> Extracted records
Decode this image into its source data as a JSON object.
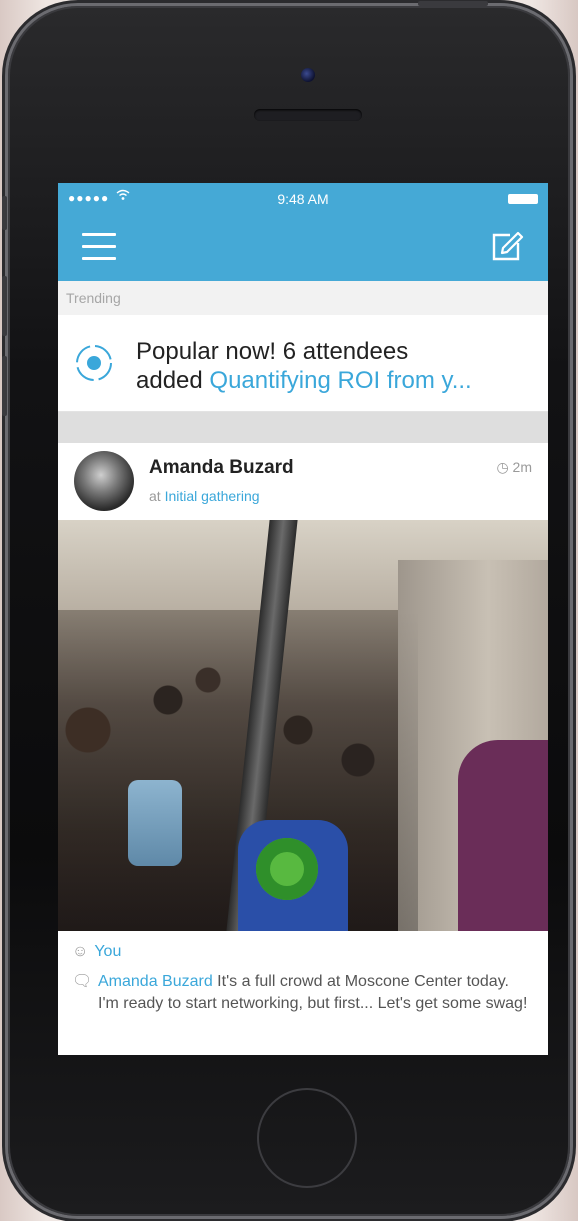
{
  "status_bar": {
    "signal": "●●●●●",
    "time": "9:48 AM"
  },
  "nav": {
    "menu_icon": "hamburger-menu-icon",
    "compose_icon": "compose-edit-icon"
  },
  "section": {
    "trending_label": "Trending"
  },
  "trending_item": {
    "icon": "trending-target-icon",
    "line1": "Popular now! 6 attendees",
    "prefix": "added ",
    "link_text": "Quantifying ROI from y..."
  },
  "post": {
    "author": "Amanda Buzard",
    "location_prefix": "at ",
    "location_name": "Initial gathering",
    "time_ago": "2m",
    "likes_label": "You",
    "comment_author": "Amanda Buzard",
    "comment_text": " It's a full crowd at Moscone Center today. I'm ready to start networking, but first... Let's get some swag!"
  },
  "colors": {
    "brand_blue": "#45a9d6",
    "link_blue": "#3aa7da",
    "muted_gray": "#9a9a9a"
  }
}
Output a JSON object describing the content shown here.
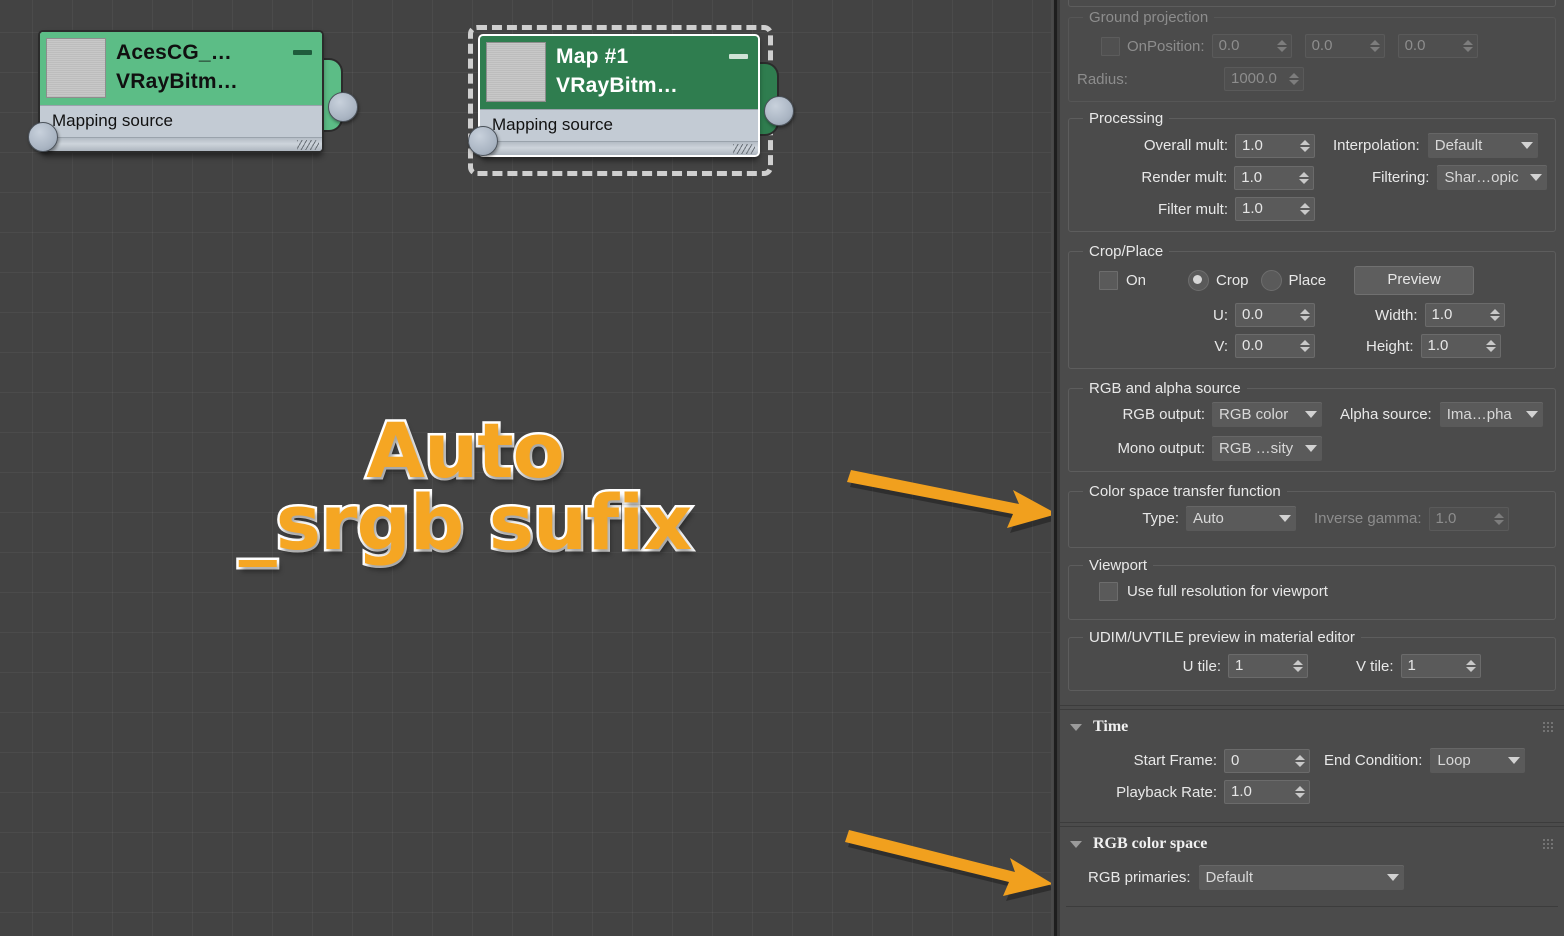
{
  "node_editor": {
    "nodes": [
      {
        "title": "AcesCG_…",
        "subtitle": "VRayBitm…",
        "slot_label": "Mapping source",
        "selected": false,
        "header_color": "#5cbd86",
        "title_color": "#101010",
        "minimize_icon": "minimize-icon"
      },
      {
        "title": "Map #1",
        "subtitle": "VRayBitm…",
        "slot_label": "Mapping source",
        "selected": true,
        "header_color": "#2f7d4f",
        "title_color": "#ffffff",
        "minimize_icon": "minimize-icon"
      }
    ],
    "annotation": {
      "line1": "Auto",
      "line2": "_srgb sufix",
      "color": "#f5a623",
      "outline_color": "#ffffff"
    },
    "arrows": [
      {
        "name": "arrow-to-colorspace-type",
        "color": "#f1a01e"
      },
      {
        "name": "arrow-to-rgb-primaries",
        "color": "#f1a01e"
      }
    ]
  },
  "panel": {
    "ground_projection": {
      "title": "Ground projection",
      "on_label": "On",
      "on_checked": false,
      "position_label": "Position:",
      "position": [
        "0.0",
        "0.0",
        "0.0"
      ],
      "radius_label": "Radius:",
      "radius": "1000.0",
      "disabled": true
    },
    "processing": {
      "title": "Processing",
      "overall_mult_label": "Overall mult:",
      "overall_mult": "1.0",
      "render_mult_label": "Render mult:",
      "render_mult": "1.0",
      "filter_mult_label": "Filter mult:",
      "filter_mult": "1.0",
      "interpolation_label": "Interpolation:",
      "interpolation": "Default",
      "filtering_label": "Filtering:",
      "filtering": "Shar…opic"
    },
    "crop_place": {
      "title": "Crop/Place",
      "on_label": "On",
      "on_checked": false,
      "crop_label": "Crop",
      "place_label": "Place",
      "mode": "Crop",
      "preview_label": "Preview",
      "u_label": "U:",
      "u": "0.0",
      "v_label": "V:",
      "v": "0.0",
      "width_label": "Width:",
      "width": "1.0",
      "height_label": "Height:",
      "height": "1.0"
    },
    "rgb_alpha_source": {
      "title": "RGB and alpha source",
      "rgb_output_label": "RGB output:",
      "rgb_output": "RGB color",
      "alpha_source_label": "Alpha source:",
      "alpha_source": "Ima…pha",
      "mono_output_label": "Mono output:",
      "mono_output": "RGB …sity"
    },
    "color_space_transfer": {
      "title": "Color space transfer function",
      "type_label": "Type:",
      "type": "Auto",
      "inverse_gamma_label": "Inverse gamma:",
      "inverse_gamma": "1.0",
      "inverse_gamma_disabled": true
    },
    "viewport": {
      "title": "Viewport",
      "full_res_label": "Use full resolution for viewport",
      "full_res_checked": false
    },
    "udim": {
      "title": "UDIM/UVTILE preview in material editor",
      "u_tile_label": "U tile:",
      "u_tile": "1",
      "v_tile_label": "V tile:",
      "v_tile": "1"
    },
    "time_rollout": {
      "header": "Time",
      "expanded": true,
      "start_frame_label": "Start Frame:",
      "start_frame": "0",
      "playback_rate_label": "Playback Rate:",
      "playback_rate": "1.0",
      "end_condition_label": "End Condition:",
      "end_condition": "Loop"
    },
    "rgb_color_space_rollout": {
      "header": "RGB color space",
      "expanded": true,
      "rgb_primaries_label": "RGB primaries:",
      "rgb_primaries": "Default"
    }
  }
}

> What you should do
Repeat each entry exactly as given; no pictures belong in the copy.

> Finished exercise
Decode this image into its source data as a JSON object.
{
  "status_bar": {
    "signal": "●●●●●",
    "time": "9:48 AM"
  },
  "nav": {
    "menu_icon": "hamburger-menu-icon",
    "compose_icon": "compose-edit-icon"
  },
  "section": {
    "trending_label": "Trending"
  },
  "trending_item": {
    "icon": "trending-target-icon",
    "line1": "Popular now! 6 attendees",
    "prefix": "added ",
    "link_text": "Quantifying ROI from y..."
  },
  "post": {
    "author": "Amanda Buzard",
    "location_prefix": "at ",
    "location_name": "Initial gathering",
    "time_ago": "2m",
    "likes_label": "You",
    "comment_author": "Amanda Buzard",
    "comment_text": " It's a full crowd at Moscone Center today. I'm ready to start networking, but first... Let's get some swag!"
  },
  "colors": {
    "brand_blue": "#45a9d6",
    "link_blue": "#3aa7da",
    "muted_gray": "#9a9a9a"
  }
}
Output a JSON object describing the content shown here.
{
  "node_editor": {
    "nodes": [
      {
        "title": "AcesCG_…",
        "subtitle": "VRayBitm…",
        "slot_label": "Mapping source",
        "selected": false,
        "header_color": "#5cbd86",
        "title_color": "#101010",
        "minimize_icon": "minimize-icon"
      },
      {
        "title": "Map #1",
        "subtitle": "VRayBitm…",
        "slot_label": "Mapping source",
        "selected": true,
        "header_color": "#2f7d4f",
        "title_color": "#ffffff",
        "minimize_icon": "minimize-icon"
      }
    ],
    "annotation": {
      "line1": "Auto",
      "line2": "_srgb sufix",
      "color": "#f5a623",
      "outline_color": "#ffffff"
    },
    "arrows": [
      {
        "name": "arrow-to-colorspace-type",
        "color": "#f1a01e"
      },
      {
        "name": "arrow-to-rgb-primaries",
        "color": "#f1a01e"
      }
    ]
  },
  "panel": {
    "ground_projection": {
      "title": "Ground projection",
      "on_label": "On",
      "on_checked": false,
      "position_label": "Position:",
      "position": [
        "0.0",
        "0.0",
        "0.0"
      ],
      "radius_label": "Radius:",
      "radius": "1000.0",
      "disabled": true
    },
    "processing": {
      "title": "Processing",
      "overall_mult_label": "Overall mult:",
      "overall_mult": "1.0",
      "render_mult_label": "Render mult:",
      "render_mult": "1.0",
      "filter_mult_label": "Filter mult:",
      "filter_mult": "1.0",
      "interpolation_label": "Interpolation:",
      "interpolation": "Default",
      "filtering_label": "Filtering:",
      "filtering": "Shar…opic"
    },
    "crop_place": {
      "title": "Crop/Place",
      "on_label": "On",
      "on_checked": false,
      "crop_label": "Crop",
      "place_label": "Place",
      "mode": "Crop",
      "preview_label": "Preview",
      "u_label": "U:",
      "u": "0.0",
      "v_label": "V:",
      "v": "0.0",
      "width_label": "Width:",
      "width": "1.0",
      "height_label": "Height:",
      "height": "1.0"
    },
    "rgb_alpha_source": {
      "title": "RGB and alpha source",
      "rgb_output_label": "RGB output:",
      "rgb_output": "RGB color",
      "alpha_source_label": "Alpha source:",
      "alpha_source": "Ima…pha",
      "mono_output_label": "Mono output:",
      "mono_output": "RGB …sity"
    },
    "color_space_transfer": {
      "title": "Color space transfer function",
      "type_label": "Type:",
      "type": "Auto",
      "inverse_gamma_label": "Inverse gamma:",
      "inverse_gamma": "1.0",
      "inverse_gamma_disabled": true
    },
    "viewport": {
      "title": "Viewport",
      "full_res_label": "Use full resolution for viewport",
      "full_res_checked": false
    },
    "udim": {
      "title": "UDIM/UVTILE preview in material editor",
      "u_tile_label": "U tile:",
      "u_tile": "1",
      "v_tile_label": "V tile:",
      "v_tile": "1"
    },
    "time_rollout": {
      "header": "Time",
      "expanded": true,
      "start_frame_label": "Start Frame:",
      "start_frame": "0",
      "playback_rate_label": "Playback Rate:",
      "playback_rate": "1.0",
      "end_condition_label": "End Condition:",
      "end_condition": "Loop"
    },
    "rgb_color_space_rollout": {
      "header": "RGB color space",
      "expanded": true,
      "rgb_primaries_label": "RGB primaries:",
      "rgb_primaries": "Default"
    }
  }
}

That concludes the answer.